For the last few years, I’ve been on a journey to better understand the experiences of women of color within Utah. Although our Utah Women & Leadership Project reports have always included race and ethnicity as one of several demographics — when the data was available — we had never focused specific research on women of color.
Fortunately, with some one-time funding from the Utah Legislature this past year, my team and I made this a priority. Frankly, my eyes were opened as to the multitude of challenges Utah women of color face that were previously invisible to me. I want to focus on just one important element of these findings: educational attainment.
Educational attainment is the foundation for so many things in life. As research has shown over and over, there are direct links to college and university certificates and degrees (the more education the better) with job opportunities, higher income, employment benefits, job security, career advancement and job satisfaction. Postsecondary education is also linked to an improved ability to communicate effectively, heightened capability to make good choices, increased benefits to your children and an overall happier and healthier life.
Because of these and hundreds of other benefits, I think most of us would agree it would be good for individuals, families and communities to have more educated Utah residents. Yet, access and opportunity to education is not the same for all of us.

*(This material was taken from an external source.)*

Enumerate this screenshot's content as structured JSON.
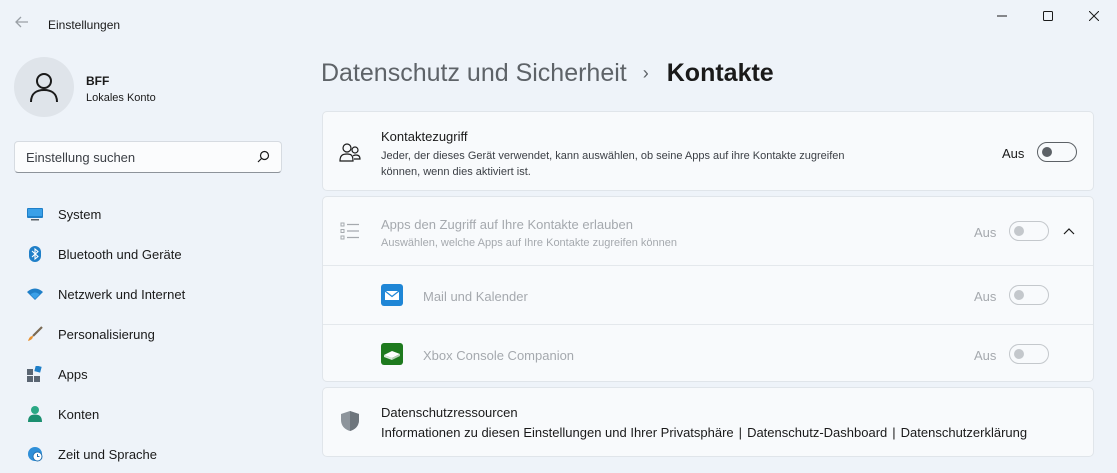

In our research, we gathered data from many sources and published five reports that detailed the available data on Utah women of each U.S. census race/ethnic category: American Indian/Alaskan Native women, Pacific Islander, Hispanic/Latino, Black and Asian. Here are some highlights:
- American Indian women in Utah end their education with a high school diploma (33.2%) more than Utah women generally (23.8%), and, transversely, they have lower rates of attaining bachelor’s degrees (11.2% vs. 29.0% of all Utah women). In addition, more American Indian women in Utah (17.6%) and the U.S. (18.3%) end their education without a high school diploma than attain bachelor’s degrees (11.2% and 15.1%, respectively).
- Pacific Islander women in Utah end their education with a high school diploma (32.6%) more than Utah women generally (23.8%), and they have lower rates of attaining bachelor’s degrees (18.1% vs. 29.0% of all Utah women).
- More Latinas in Utah end their education with a high school diploma (30.8%) than Utah women generally (23.8%), and Latinas are more likely to end their education without a diploma (25% vs. 7.1% of all Utah women). Utah Latinas also attain bachelor’s degrees at much lower rates than all Utah women (13.2% vs. 29.0%).
- Black women in Utah end their education with a high school diploma (26.0%) slightly more often than all Utah women combined (23.8%) and have much lower rates of attaining a bachelor’s degree (19.0% vs. 29.0% of all Utah women).
In every instance, except among Asians, women of color are educationally disadvantaged.
Interestingly, although Asian women in Utah appear to do better than all Utah women combined on educational attainment, the term “Asian” represents more than 20 different ethnicities and multiple geographical regions, including the far East, Southeast Asia and the Indian subcontinent. Even in Utah, there is a range of Asian women from economically developing countries to high-income nations. Hence, Asian women from certain countries fair much worse than others in all the metrics we found data on, including educational attainment. Watch a recent panel for additional details.
Since higher education is foundational to opportunities for so many things in life, it is imperative that we provide access and opportunities to all.
Solutions will include a combination of public policies; work around inclusion in our schools, higher education institutions, businesses and community groups; and an analysis of our practices, policies and systems that unknowingly advantage some and disadvantage others.
Honestly, I’m just starting down the path of understanding the experiences of my sisters of color. It has been hard for me to set my own experiences aside and to just listen and learn. But as I do, I see that change is essential. I must change. We must change. And Utah must change to be a place where everyone can thrive.
Susan R. Madsen is the Karen Haight Huntsman endowed professor of leadership in the Jon M. Huntsman School of Business at Utah State University and the founding director of the Utah Women & Leadership Project.